BEGIN
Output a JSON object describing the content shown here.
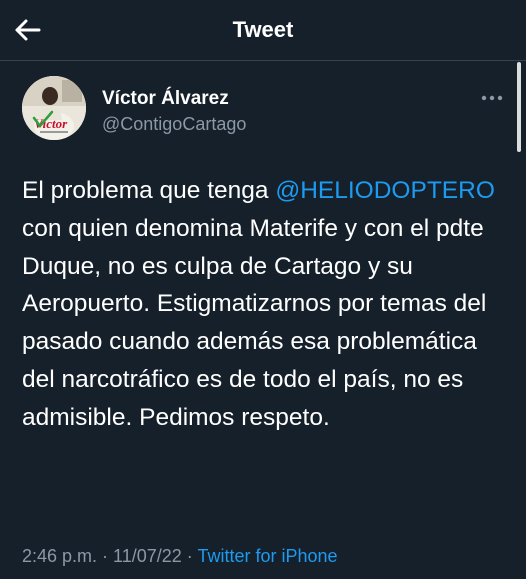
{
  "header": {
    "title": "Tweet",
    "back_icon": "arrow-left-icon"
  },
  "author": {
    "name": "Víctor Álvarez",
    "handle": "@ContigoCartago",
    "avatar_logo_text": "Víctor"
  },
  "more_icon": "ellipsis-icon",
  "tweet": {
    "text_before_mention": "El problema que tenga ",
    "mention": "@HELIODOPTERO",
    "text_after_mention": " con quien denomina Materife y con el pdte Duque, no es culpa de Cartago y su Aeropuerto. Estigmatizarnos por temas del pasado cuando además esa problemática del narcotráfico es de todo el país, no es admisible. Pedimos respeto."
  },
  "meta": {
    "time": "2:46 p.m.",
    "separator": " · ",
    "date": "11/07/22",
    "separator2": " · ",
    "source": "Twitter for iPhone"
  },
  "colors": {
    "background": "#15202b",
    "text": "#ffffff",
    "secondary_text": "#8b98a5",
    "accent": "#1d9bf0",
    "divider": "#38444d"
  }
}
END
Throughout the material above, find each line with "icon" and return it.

    "back_icon": "arrow-left-icon"
  "more_icon": "ellipsis-icon",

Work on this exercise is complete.